Note from T-Project founder Tyra Lyn Sablan: On Nov. 20, 2021, we will be celebrating Transgender Day of Remembrance. I cannot thank each and everyone one of you enough for your contributions to our community. It is because of people like you who take action in ensuring that every community member has an equal opportunity to thrive that powers our movement for social justice. In celebration of Transgender Day of Remembrance, I would like to share with you a passionate and beautiful essay from one of our T-Project Angels.
LGBTQ* stands for Lesbian, Gay, Bisexual, Transgender, Queer, and the * symbolizes everyone in our community not represented in the five letters.
Yet for the longest time, LGBTQ* was only LGB. T was only added in the ’90s, very recent considering how long the battle has been for LGBTQ* rights.
The word “transgender” didn’t exist until 1971, but transgender (or trans) people certainly existed before 1971. The lack of descriptive words for being trans until recently makes it difficult to know and understand trans history and the experiences of trans people today.
Something said often is that trans women of color were pivotal in the Stonewall Riots, a famous moment in the modern fight for LGBTQ* rights.

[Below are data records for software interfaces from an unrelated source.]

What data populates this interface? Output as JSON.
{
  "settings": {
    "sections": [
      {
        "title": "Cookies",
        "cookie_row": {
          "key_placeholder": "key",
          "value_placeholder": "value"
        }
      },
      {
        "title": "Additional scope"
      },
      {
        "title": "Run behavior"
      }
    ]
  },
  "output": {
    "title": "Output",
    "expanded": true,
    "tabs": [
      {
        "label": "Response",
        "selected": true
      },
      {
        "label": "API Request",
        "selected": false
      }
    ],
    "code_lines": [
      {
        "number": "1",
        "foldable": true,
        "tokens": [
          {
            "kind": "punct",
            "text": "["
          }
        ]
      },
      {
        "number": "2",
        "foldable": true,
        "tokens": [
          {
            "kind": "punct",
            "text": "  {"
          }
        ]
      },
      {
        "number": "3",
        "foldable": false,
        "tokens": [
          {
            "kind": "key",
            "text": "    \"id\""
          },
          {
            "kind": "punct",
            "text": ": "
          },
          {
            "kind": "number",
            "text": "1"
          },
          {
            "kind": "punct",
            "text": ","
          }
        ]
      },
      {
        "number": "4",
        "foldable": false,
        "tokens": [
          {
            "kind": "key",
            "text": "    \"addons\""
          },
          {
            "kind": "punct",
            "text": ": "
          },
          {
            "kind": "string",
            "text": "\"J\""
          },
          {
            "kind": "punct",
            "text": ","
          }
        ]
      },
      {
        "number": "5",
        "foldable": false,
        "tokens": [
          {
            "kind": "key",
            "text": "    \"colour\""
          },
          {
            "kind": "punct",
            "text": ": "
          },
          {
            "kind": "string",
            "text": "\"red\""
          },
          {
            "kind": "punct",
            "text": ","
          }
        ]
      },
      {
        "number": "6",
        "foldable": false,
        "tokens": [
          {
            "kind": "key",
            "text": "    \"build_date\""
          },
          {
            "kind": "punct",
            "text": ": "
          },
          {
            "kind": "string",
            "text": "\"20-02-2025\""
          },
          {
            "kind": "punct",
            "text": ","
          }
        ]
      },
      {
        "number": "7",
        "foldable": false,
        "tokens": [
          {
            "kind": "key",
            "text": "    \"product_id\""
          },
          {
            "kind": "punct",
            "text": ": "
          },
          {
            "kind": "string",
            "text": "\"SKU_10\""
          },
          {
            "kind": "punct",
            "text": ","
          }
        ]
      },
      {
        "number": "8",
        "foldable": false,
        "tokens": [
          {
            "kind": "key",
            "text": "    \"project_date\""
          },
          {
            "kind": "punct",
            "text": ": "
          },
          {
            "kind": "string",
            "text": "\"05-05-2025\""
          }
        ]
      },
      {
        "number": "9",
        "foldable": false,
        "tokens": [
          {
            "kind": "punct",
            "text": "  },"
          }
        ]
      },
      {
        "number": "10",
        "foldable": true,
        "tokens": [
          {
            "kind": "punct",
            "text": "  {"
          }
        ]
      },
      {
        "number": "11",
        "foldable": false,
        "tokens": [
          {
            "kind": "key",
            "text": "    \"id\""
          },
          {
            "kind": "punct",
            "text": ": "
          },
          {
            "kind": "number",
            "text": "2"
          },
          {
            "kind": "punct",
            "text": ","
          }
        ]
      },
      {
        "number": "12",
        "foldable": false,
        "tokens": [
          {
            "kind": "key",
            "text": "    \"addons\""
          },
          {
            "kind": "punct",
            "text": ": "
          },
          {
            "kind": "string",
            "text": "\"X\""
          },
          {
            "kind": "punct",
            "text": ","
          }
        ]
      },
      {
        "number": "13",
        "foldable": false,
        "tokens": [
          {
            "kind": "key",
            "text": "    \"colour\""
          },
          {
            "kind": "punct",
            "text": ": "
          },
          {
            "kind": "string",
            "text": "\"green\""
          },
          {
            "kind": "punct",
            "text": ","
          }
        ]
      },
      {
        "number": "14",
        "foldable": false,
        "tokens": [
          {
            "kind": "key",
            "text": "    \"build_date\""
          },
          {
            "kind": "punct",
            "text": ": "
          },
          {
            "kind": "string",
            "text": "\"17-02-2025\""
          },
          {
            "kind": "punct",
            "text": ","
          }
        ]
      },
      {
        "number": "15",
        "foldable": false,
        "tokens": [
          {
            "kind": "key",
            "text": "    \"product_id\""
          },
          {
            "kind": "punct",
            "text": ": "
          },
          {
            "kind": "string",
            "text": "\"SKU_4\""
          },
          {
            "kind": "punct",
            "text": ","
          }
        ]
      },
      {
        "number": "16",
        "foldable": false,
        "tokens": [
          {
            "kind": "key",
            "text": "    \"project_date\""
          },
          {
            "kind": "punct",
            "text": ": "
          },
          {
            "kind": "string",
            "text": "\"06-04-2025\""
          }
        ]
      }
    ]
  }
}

But 1969 predates the use of the word transgender. This affects our understanding of history and its participants.
It is widely accepted that Marsha P. Johnson and Sylvia Rivera were transgender, but didn’t have the words to properly explain their experience. Despite being willing to fight for their LGBTQ* peers, one year after the Stonewall Riots, it was cisgender, white, gay men who excluded trans people from the first annual march after Stonewall, and stripped protections for trans people from early LGBTQ* civil rights bills.
The murders of trans people like Marsha P. Johnson and countless others still go uninvestigated and unreported. And we don’t talk about it. Their voices are priceless, and a tragedy we cannot even begin to comprehend. And the loss hasn’t stopped yet. We still attrition LGBTQ* people at an alarming rate. And for trans people it gets worse every year. A total of 44 trans people in the U.S. were murdered in 2020, the worst year on record at the time. This year, 45 trans people have been killed, and this is as of Nov. 9. And the year isn’t even over yet. These are minimum numbers, as trans people’s identities are not always known or reported when crimes occur. Additionally, trans identities can be intentionally concealed or ignored to avoid paperwork and process behind investigating hate crimes and drawing media attention to a region, as well as plain transphobia that exists in law enforcement.
Quite a long intro to my answer to this question: what is Transgender Day of Remembrance, and why is it important? So in short:
What is it? It is about recognizing the traumatic history and treatment of trans people both within and outside of the LGBTQ* community, and bringing greater awareness to the problems trans people faced, are facing, and will face without action. It is about showing our respect to the trans community who are historically the most inclusive and willing to fight for everyone, despite repeated exclusion by the same people they fought for. And it is about seeing the beauty of resilience and strength of trans people throughout history and today, and the contributions of trans people toward achieving true equality.
Why is it important? Because without awareness and action, we are ignoring, and complicit in, a significant and growing problem. Every day it is becoming more dangerous to be transgender in the United States and around the world, and we need everyone to know this fact, and that we will not allow it to continue. To learn about what it means to be transgender, to learn the history and impact trans people have had, and to show trans people that we will support and defend them, even and especially when others will not.
We’ve come a long way but we’re just getting started. Dedicated to all those who never got to see the freedom we experience and take for granted today. Your contributions will never be forgotten.